REQUIREMENT
Among the records, which lines include "JSON"? List them.

*-*-*

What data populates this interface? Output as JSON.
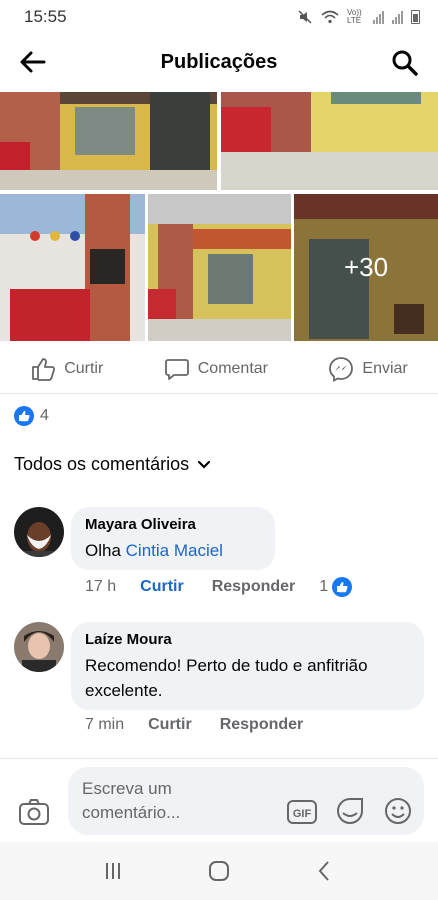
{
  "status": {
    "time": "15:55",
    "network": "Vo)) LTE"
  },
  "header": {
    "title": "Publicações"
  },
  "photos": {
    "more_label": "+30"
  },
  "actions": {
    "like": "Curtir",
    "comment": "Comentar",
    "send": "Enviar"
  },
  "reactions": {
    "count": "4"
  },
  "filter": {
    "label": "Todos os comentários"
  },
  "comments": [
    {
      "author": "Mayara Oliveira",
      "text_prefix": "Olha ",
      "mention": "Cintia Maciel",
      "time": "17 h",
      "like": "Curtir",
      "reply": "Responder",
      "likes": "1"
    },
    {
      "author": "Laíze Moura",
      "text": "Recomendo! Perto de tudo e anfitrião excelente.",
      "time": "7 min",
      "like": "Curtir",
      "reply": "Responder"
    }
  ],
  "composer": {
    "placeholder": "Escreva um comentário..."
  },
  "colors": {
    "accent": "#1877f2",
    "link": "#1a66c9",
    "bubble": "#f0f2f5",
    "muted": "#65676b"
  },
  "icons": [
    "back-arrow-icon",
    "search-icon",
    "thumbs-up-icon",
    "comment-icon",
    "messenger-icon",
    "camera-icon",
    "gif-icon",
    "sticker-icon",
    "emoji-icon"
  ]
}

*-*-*

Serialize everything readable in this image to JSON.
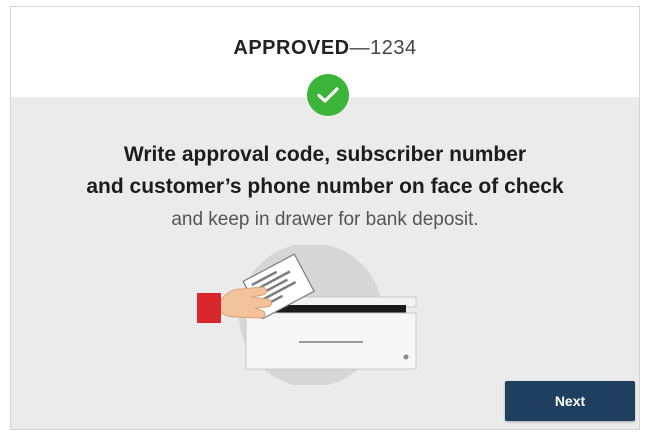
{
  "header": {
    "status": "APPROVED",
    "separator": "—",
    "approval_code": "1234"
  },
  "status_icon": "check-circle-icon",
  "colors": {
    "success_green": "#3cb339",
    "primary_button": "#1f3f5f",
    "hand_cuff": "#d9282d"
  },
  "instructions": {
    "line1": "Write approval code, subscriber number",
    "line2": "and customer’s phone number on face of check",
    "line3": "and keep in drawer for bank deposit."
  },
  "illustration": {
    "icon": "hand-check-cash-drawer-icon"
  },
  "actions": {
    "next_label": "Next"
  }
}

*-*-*

ANSWER TO THE PROBLEM
What data populates this interface? Output as JSON.
Serialize everything readable in this image to JSON.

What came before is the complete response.